++++ Data supplied ++++
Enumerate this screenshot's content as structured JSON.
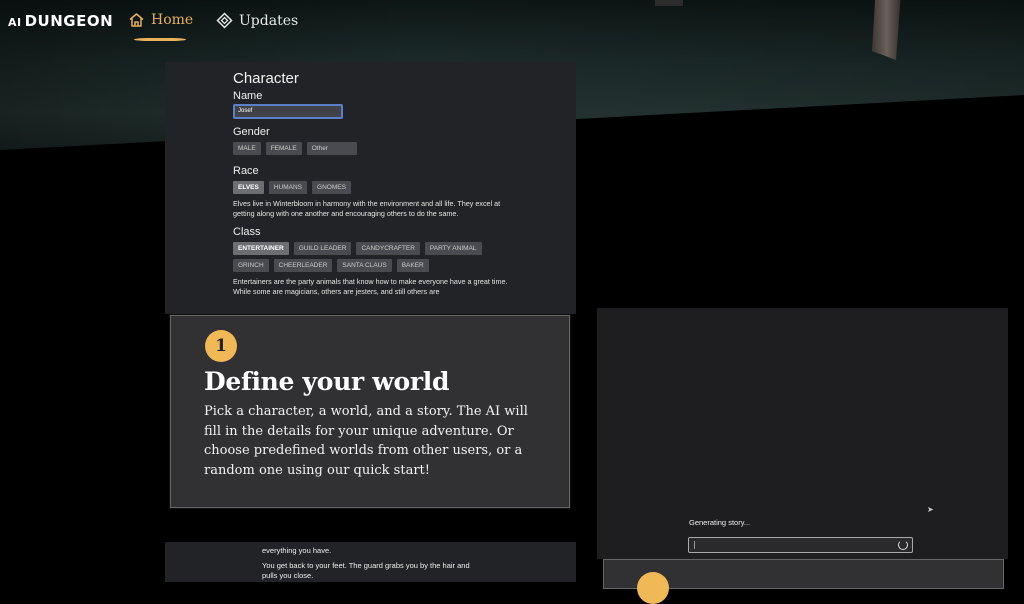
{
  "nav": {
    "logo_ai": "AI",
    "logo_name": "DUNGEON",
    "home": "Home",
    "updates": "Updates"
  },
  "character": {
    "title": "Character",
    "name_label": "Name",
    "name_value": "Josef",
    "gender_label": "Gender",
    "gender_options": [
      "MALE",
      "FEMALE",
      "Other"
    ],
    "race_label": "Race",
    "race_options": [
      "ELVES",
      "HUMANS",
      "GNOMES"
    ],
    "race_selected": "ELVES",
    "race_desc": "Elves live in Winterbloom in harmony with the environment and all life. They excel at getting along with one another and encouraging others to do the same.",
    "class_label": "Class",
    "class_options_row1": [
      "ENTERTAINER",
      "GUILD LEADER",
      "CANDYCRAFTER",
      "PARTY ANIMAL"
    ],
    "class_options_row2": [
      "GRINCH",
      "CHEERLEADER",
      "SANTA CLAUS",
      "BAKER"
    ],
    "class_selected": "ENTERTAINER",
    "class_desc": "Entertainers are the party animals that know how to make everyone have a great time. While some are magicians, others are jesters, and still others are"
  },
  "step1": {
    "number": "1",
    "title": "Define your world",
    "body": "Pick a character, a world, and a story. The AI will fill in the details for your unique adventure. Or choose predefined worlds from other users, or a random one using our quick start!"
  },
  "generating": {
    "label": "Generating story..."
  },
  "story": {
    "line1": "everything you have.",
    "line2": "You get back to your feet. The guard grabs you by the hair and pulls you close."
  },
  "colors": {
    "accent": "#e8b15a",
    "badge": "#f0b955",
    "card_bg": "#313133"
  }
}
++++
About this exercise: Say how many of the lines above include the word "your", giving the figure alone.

Answer section: 3